The ARM is a 32-bit reduced instruction set computer (RISC) instruction set architecture (ISA) developed by ARM Holdings. It was known as the Advanced RISC Machine. The ARM architecture is the most widely used 32-bit ISA in terms of numbers produced. The relative simplicity of ARM processors made them suitable for low power applications. This has made them dominant in the mobile and embedded electronics market, as relatively low cost, and small microprocessors and microcontrollers.
As of 2005, about 98 percent of the more than one billion mobilephones sold each year use at least one ARM processor. As of 2009, ARM processors account for approximately 90% of all embedded 32-bit RISC processors.
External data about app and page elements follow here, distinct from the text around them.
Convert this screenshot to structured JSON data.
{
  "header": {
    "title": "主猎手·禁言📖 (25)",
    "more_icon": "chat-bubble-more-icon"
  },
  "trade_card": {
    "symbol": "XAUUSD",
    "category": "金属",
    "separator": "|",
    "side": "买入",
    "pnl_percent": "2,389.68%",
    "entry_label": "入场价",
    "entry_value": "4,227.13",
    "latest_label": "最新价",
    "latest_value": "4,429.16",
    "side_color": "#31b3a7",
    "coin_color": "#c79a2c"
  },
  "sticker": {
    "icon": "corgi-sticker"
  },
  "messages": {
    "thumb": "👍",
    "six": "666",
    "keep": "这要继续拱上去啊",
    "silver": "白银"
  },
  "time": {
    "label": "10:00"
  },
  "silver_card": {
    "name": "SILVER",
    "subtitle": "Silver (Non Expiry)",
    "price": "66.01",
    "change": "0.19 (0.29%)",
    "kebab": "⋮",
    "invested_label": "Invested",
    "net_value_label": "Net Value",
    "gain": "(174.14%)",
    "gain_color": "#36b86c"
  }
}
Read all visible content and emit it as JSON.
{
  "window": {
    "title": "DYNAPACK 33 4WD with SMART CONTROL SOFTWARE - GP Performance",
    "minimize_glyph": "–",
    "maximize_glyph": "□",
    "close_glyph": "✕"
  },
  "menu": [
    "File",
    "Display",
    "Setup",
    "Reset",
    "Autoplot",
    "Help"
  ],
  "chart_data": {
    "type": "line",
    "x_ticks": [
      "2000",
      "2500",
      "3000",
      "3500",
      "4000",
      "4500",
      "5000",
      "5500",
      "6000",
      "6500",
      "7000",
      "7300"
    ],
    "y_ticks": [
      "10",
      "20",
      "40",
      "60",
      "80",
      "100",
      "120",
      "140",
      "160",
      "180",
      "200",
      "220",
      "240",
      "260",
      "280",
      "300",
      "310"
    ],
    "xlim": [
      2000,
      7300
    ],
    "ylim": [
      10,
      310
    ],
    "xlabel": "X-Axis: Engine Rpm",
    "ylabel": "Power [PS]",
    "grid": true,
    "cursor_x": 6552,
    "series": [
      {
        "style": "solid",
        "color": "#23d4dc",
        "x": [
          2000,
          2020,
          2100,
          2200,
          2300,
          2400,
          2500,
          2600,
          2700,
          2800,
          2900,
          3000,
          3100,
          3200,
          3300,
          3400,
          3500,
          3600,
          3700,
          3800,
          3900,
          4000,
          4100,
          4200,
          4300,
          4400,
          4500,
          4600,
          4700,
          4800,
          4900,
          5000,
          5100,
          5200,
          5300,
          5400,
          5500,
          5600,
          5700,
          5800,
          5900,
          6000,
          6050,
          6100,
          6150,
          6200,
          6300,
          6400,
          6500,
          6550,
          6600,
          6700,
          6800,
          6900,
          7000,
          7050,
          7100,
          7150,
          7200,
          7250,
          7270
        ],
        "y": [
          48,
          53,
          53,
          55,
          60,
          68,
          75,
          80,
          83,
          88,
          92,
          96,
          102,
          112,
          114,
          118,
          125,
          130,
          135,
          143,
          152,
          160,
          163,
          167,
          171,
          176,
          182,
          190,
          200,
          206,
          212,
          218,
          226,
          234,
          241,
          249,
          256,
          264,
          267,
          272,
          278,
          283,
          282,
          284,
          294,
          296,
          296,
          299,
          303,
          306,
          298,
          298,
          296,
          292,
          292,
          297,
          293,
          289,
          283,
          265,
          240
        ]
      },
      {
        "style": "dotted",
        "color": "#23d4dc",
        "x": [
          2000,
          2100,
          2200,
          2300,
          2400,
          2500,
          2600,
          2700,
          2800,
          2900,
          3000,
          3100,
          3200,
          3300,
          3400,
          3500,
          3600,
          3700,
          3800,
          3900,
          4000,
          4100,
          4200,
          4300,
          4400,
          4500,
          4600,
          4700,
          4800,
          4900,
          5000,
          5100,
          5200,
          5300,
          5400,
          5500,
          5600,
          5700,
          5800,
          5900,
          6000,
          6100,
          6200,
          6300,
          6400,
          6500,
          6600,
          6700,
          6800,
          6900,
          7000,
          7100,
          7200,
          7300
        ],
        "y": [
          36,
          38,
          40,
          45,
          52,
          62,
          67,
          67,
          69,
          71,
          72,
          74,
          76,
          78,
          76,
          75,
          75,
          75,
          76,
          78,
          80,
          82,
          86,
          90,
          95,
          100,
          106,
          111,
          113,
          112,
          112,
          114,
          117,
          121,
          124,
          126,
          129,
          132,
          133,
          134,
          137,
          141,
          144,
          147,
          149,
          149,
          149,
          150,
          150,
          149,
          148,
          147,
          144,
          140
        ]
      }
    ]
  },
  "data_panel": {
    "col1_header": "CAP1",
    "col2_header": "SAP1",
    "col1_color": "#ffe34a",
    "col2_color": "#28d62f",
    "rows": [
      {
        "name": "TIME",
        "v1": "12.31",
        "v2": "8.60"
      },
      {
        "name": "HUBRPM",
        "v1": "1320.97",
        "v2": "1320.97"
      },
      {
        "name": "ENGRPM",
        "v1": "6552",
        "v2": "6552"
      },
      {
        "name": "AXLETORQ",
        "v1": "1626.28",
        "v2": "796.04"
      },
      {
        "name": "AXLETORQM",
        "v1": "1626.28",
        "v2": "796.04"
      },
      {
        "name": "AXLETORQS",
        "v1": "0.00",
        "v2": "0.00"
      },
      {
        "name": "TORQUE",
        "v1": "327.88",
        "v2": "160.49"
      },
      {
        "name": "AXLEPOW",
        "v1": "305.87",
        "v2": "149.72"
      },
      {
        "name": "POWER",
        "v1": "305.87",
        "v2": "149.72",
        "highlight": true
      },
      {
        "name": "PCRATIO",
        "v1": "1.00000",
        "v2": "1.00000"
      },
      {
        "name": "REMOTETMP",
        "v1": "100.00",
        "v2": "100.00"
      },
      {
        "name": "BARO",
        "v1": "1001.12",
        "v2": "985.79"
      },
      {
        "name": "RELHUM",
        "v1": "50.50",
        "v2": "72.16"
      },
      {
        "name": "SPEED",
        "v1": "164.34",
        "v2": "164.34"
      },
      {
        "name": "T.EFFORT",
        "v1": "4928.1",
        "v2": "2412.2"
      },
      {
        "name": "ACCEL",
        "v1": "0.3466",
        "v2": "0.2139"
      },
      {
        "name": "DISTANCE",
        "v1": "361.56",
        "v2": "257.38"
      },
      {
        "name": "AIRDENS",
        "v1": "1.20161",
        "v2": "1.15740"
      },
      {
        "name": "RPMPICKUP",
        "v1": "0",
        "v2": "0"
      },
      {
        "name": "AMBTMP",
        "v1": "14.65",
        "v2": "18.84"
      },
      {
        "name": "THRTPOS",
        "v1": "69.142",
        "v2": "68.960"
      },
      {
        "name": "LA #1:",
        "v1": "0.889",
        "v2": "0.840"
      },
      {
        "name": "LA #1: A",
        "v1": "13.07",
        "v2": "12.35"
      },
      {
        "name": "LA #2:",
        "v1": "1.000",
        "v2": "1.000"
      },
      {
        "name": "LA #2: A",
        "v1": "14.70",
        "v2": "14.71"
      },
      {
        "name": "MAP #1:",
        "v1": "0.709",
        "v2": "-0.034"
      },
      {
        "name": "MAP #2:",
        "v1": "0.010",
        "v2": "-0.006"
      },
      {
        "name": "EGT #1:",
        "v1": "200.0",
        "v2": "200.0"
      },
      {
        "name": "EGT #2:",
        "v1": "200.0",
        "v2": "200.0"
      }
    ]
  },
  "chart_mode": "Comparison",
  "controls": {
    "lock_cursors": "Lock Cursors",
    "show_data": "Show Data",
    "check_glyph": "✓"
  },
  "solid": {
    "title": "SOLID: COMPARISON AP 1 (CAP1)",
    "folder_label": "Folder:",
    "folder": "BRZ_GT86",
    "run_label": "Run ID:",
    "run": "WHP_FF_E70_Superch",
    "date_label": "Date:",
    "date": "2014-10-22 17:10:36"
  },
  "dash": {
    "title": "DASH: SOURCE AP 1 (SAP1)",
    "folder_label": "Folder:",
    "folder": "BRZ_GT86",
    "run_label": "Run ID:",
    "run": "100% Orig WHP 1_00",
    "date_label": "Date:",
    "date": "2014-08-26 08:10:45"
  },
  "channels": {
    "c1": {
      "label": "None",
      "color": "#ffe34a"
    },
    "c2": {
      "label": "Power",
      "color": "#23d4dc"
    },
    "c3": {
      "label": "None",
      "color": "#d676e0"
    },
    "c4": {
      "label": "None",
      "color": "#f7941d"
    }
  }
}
ARM processors are used extensively in consumer electronics, including PDAs, mobile phones, digital media and music players, hand-held game consoles, calculators and computer peripherals such as hard drives and routers.
➢ Introduction to ARM (ARM7/ARM9)
➢ ARM processor architecture & Features
➢ ARM programming model (Instruction set and assembly language programming).
➢ RISC vs. CISC
➢ Pipelining concept
➢ Fundamentals of ARM
➢ Processor modes
➢ Exception Handling
➢ ARM versions
➢ Instruction Set & Addressing Modes
➢ ARM(32-bit) Instruction Set
➢ Thumb(16-bit) Instruction Set
➢ Pre & Post Indexed Addressing modes
➢ Stack Organization
➢ Memory Organization
➢ Mixed C and assembly programs
➢ System Design & Development Tools
➢ Case studies on ARM Controllers